Most homeowners policies include “special limits of liability” for several different categories of personal property. Here are a couple of examples: 

  1. Many policies will only pay up to $1500 for jewelry theft losses, misplacing, or losing of the jewelry. 


  2. Firearms are subject to a $2500 special limit for loss by theft. 


  3. Cash, which many people use as a gift during the holidays, is only covered for up to $200 (this includes any gold, silver, platinum or other bullion)! 

Chances are your gifts are likely covered automatically by your homeowners or renters policy, but we can’t say for sure if we don’t know the value of the item and exactly what it is. Better safe than sorry, so always ask and make sure it is covered! If it isn’t, your agent may be able to offer coverage on it for a reasonable, low cost.

Here are some options to add to your policy to make sure that your gift is covered for years to come. Homeowners, renters, and farm owners policies all have the option to add endorsements for personal property that is of high value, or that has special limits of coverage in the policy contract that may leave you underinsured in the event of a loss. These endorsements typically require a small additional premium and some specific information on the items. If the value is particularly high or the property is unique or collectible, appraisals and photos may also be needed to offer coverage at their full value. The special limits of coverage in the standard policy can also be increased by endorsement as well if that would work to cover the full value of the item(s) in question. Consult with your agent to determine which route would be best for your situation!

It is important to insure your items so that you can protect your financial security against unexpected out of pocket costs. Many people’s diligent budgeting, hard work, and good habits to keep their spending in check can all go out the window in a moment if they were to have to pay out of pocket to replace an expensive item, with no help from insurance.

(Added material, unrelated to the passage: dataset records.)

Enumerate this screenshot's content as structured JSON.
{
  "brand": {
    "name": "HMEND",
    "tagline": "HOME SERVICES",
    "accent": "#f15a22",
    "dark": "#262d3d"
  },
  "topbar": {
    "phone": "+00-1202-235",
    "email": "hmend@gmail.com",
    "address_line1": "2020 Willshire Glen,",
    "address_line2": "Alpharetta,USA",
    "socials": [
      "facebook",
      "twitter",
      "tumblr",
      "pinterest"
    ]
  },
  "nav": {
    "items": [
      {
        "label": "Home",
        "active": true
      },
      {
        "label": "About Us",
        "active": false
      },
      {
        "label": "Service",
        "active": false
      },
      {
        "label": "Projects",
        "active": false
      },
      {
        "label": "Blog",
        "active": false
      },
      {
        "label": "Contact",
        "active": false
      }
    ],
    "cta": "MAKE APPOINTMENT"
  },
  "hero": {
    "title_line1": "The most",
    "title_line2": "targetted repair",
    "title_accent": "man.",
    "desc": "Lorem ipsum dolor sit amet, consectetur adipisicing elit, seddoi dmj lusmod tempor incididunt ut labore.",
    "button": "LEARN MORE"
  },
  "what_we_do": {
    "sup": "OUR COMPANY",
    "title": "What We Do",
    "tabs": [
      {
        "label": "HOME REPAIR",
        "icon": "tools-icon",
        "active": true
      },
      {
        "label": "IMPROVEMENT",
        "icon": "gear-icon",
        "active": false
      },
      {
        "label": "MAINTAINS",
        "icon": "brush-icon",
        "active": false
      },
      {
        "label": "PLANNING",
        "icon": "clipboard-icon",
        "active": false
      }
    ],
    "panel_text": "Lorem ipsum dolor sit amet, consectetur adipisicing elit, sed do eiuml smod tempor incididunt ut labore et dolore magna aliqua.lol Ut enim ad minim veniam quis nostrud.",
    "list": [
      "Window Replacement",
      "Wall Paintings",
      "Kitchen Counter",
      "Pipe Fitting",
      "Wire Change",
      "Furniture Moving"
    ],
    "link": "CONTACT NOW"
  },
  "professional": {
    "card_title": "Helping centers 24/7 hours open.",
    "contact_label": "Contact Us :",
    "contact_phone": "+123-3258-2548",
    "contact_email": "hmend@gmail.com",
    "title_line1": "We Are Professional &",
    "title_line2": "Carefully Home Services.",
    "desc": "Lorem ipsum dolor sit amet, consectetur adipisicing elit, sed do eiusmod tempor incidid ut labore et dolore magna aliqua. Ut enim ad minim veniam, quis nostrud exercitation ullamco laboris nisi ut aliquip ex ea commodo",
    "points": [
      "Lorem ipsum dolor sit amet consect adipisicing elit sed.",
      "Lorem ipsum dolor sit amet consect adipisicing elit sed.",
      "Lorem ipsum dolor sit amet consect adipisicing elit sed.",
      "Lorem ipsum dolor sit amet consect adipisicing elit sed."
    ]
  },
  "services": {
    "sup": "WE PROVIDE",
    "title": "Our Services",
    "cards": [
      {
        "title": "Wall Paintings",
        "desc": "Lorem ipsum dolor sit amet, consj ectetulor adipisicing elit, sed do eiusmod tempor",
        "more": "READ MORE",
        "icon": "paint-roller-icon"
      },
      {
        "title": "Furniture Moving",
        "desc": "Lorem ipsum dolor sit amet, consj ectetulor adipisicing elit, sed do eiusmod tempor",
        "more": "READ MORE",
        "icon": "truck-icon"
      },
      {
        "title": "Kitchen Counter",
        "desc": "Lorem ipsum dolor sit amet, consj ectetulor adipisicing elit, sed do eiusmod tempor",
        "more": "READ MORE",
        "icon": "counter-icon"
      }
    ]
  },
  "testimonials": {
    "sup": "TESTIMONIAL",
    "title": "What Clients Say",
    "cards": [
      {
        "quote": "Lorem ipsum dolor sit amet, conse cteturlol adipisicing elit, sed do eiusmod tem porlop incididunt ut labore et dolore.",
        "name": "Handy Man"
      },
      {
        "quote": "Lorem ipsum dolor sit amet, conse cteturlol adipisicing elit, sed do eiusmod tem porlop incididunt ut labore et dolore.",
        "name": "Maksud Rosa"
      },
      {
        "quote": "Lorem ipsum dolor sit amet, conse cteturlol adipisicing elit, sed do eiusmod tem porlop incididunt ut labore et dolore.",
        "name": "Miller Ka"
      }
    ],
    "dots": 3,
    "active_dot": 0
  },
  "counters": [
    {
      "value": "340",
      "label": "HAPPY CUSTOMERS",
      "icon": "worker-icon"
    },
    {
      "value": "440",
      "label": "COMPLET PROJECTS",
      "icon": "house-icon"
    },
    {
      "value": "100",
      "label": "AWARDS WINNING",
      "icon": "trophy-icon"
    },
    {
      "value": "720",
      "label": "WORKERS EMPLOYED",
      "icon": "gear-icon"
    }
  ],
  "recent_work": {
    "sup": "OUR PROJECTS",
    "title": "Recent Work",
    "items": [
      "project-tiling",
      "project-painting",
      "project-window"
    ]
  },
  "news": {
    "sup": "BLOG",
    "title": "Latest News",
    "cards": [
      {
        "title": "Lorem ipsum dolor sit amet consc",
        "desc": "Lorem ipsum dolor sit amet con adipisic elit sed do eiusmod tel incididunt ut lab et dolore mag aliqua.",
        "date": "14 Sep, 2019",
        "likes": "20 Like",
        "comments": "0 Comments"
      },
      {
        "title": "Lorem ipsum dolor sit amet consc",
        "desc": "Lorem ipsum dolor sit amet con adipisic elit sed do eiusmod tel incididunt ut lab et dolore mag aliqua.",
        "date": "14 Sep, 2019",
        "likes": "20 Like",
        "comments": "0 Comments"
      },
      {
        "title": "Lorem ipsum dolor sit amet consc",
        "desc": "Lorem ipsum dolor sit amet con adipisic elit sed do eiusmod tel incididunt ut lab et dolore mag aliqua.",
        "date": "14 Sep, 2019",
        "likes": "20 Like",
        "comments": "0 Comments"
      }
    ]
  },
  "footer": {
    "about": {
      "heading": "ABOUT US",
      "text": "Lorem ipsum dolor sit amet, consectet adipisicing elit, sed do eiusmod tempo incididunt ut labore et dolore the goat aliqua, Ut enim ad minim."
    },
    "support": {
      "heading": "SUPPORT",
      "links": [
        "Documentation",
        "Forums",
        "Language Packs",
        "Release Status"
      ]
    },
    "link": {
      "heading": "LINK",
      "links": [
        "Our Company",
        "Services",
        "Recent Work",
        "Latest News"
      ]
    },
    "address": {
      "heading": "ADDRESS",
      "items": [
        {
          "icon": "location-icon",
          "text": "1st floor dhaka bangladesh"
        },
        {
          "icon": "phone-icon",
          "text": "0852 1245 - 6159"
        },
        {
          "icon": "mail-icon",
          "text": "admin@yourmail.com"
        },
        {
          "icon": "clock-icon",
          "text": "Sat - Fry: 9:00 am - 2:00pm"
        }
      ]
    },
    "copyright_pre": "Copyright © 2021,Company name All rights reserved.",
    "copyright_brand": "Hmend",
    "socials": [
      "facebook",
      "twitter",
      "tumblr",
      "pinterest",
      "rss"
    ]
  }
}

Unfortunately people often think that if an item is located in your home, it’s automatically covered by your homeowner’s policy. And, in many instances, they are, but when it comes to items that are rare, or particularly valuable, that is when they may not be covered (or at least, not at their full value). Things like clothing, furniture, appliances, and other everyday items you could expect to find inside any house on the block are typically covered for their replacement cost. Items like jewelry, firearms, currency, important documents like property deeds, watercraft, and trailers, will have special limits on them in your policy, unless they’re specifically scheduled for a certain value and you pay additional premium for them.

One possession that is never covered by a homeowners policy, in any circumstance, is a car. People commonly believe that if a car in the garage is damaged by a house fire, for example, that the homeowners policy will cover the damage to the car. Not the case! Your auto insurance would be picking up the tab on that damage, if you had comprehensive coverage on your policy.

There are a handful of things a home, renters, or farm owners policy will not cover under any circumstance. Some of them may surprise you! Did you get your spouse, or kids, a new puppy for Christmas? Even though we love dogs (like our mascot, Lucky!)  as much as anyone, our policies do not cover animals that are pets, including birds or fish. What about that model airplane you received from your uncle? Unfortunately, it is not covered either. Property policies do not cover any kind of aircraft (or hovercraft) that you own. A few more things that aren’t covered are: items you rent to others, property that you do not own that is being stored at your residence, business use data and documents, and of course motor vehicles and their equipment or parts. The majority of what you got this year is probably covered by your policy – but as always, call your agent to confirm coverage, and any applicable terms or special limits, if you are concerned about loss or damage to your items. 


Content provided by Coleman Fisher, Walton County Farm Bureau Agent